News. What if we all received $1,000 per month as basic income? During Homelessness Awareness Week, read about what some college students are doing to humanize poverty and food insecurity. Poverty is increasing faster in Richmond’s suburbs than in the city. As SNAP requirements stiffen, more Kansas residents are dropping off the state’s rolls. How can economic and demographics affect a community’s health concerns? Take a look at Chicago for an example.
5 post-election updates. Need new Election 2016 angles? Here you go:
  • Americans’ confidence in the U.S. economy jumped after the election, Gallup says. It move from slightly negative to slightly positive – the first time the index has been positive since March. Republicans’ economic outlook has improved dramatically, in particular.
  • Similarly, expectations of Trump’s administration are high for the economybut low for race relations, Gallup says. About 60 percent say he will be able to reduce unemployment, create new jobs and improve the economy. About 50 percent believe he will cut takes, improve education and improve health care in the country.
  • A new Department of Health and Human Services report talks about the first year of the Rural IMPACT demonstration, which is trying to reduce poverty through services for both children and parents. Read more about the 10 demo sites and suggestions for the future.

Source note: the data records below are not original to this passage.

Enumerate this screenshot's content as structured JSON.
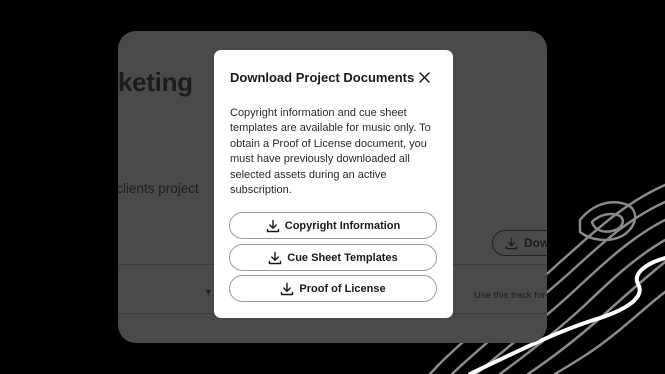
{
  "background": {
    "project_title": "arketing",
    "project_subtitle": "e clients project",
    "download_button_label": "Dow",
    "use_track_text": "Use this track for"
  },
  "modal": {
    "title": "Download Project Documents",
    "close_icon": "close-icon",
    "body": "Copyright information and cue sheet templates are available for music only. To obtain a Proof of License document, you must have previously downloaded all selected assets during an active subscription.",
    "buttons": [
      {
        "label": "Copyright Information",
        "icon": "download-icon"
      },
      {
        "label": "Cue Sheet Templates",
        "icon": "download-icon"
      },
      {
        "label": "Proof of License",
        "icon": "download-icon"
      }
    ]
  },
  "colors": {
    "page_background": "#000000",
    "dimmed_panel": "#4a4a4a",
    "modal_background": "#ffffff",
    "button_border": "#9a9a9a",
    "text": "#1a1a1a"
  }
}
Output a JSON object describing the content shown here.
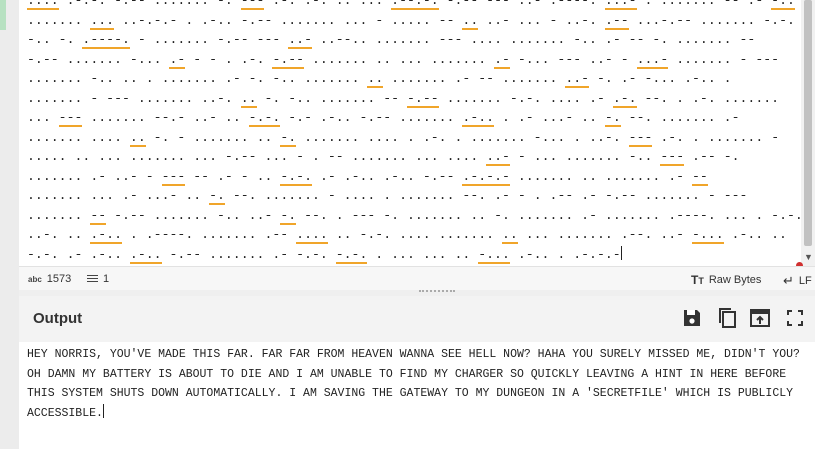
{
  "input": {
    "lines": [
      ".... .-.-. -.-- ....... -. --- .-. .-. .. ... .--.-. -.-- --- ..- .----. ...- . ....... -- .- -.. .",
      "....... ... ..-.-.- . .-.. -.-- ....... ... - ..... -- .. ..- ... - ..-. .-- ...-.-- ....... -.-. ..",
      "-.. -. .----. - ....... -.-- --- ..- ..--.. ....... --- .... ....... -.. .- -- -. ....... --",
      "-.-- ....... -... .- - - . .-. -.-- ....... .. ... ....... .- -... --- ..- - ...- ....... - ---",
      "....... -.. .. . ....... .- -. -.. ....... .. ....... .- -- ....... ..- -. .- -... .-.. .",
      "....... - --- ....... ..-. .. -. -.. ....... -- -.-- ....... -.-. .... .- .-. --. . .-. .......",
      "... --- ....... --.- ..- .. -.-. -.- .-.. -.-- ....... .-.. . .- ...- .. -. --. ....... .-",
      "....... .... .. -. - ....... .. -. ....... .... . .-. . ....... -... . ..-. --- .-. . ....... -",
      "..... .. ... ....... ... -.-- ... - . -- ....... ... .... ..- - ... ....... -.. --- .-- -.",
      "....... .- ..- - --- -- .- - .. -.-. .- .-.. .-.. -.-- .-.-.- ....... .. ....... .- --",
      "....... ... .- ...- .. -. --. ....... - .... . ....... --. .- - . .-- .- -.-- ....... - ---",
      "....... -- -.-- ....... -.. ..- -. --. . --- -. ....... .. -. ....... .- ....... .----. ... . -.-. .-. . - .",
      "..-. .. .-.. . .----. ....... .-- .... .. -.-. .... ....... .. ... ....... .--. ..- -... .-.. ..",
      "-.-. .- .-.. .-.. -.-- ....... .- -.-. -.-. . ... ... .. -... .-.. . .-.-.-"
    ],
    "char_count": "1573",
    "line_count": "1"
  },
  "status": {
    "chars_icon": "abc",
    "encoding": "Raw Bytes",
    "eol": "LF"
  },
  "output": {
    "title": "Output",
    "text": "HEY NORRIS, YOU'VE MADE THIS FAR. FAR FAR FROM HEAVEN WANNA SEE HELL NOW? HAHA YOU SURELY MISSED ME, DIDN'T YOU? OH DAMN MY BATTERY IS ABOUT TO DIE AND I AM UNABLE TO FIND MY CHARGER SO QUICKLY LEAVING A HINT IN HERE BEFORE THIS SYSTEM SHUTS DOWN AUTOMATICALLY. I AM SAVING THE GATEWAY TO MY DUNGEON IN A 'SECRETFILE' WHICH IS PUBLICLY ACCESSIBLE."
  },
  "icons": {
    "save": "save-icon",
    "copy": "copy-icon",
    "replace_input": "replace-input-icon",
    "maximise": "maximise-icon",
    "eol": "return-arrow-icon"
  },
  "colors": {
    "highlight": "#f0a52a",
    "accent_dot": "#d03030"
  }
}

  • Want to explain Trump’s views on six major health care issues? Kaiser talks about Medicaid, Medicare, prescription drugs, reproductive health, opioids and health insurance.
  • Brookings brings us four trends from state and local elections last week:
    • Voters are ambivalent about amenity-driven economic development strategies such as casinos or sports facilities.
    • They’re trying to boost wages with public policy.
    • They’re also grappling with affordable housing answers.
    • Voters are still supporting local and regional transportation.
Reporting thoughts. Whites are more likely than nonwhites to speak to local journalists, Pew says. Check out the data. About a quarter of adults say they’ve ever done so. Whites, college graduates and those with higher incomes are more likely to be interviewed. What can we as journalists do to expand our reach?
Carefully curating for you,
Carolyn Crist

Leave a Reply

Your email address will not be published. Required fields are marked *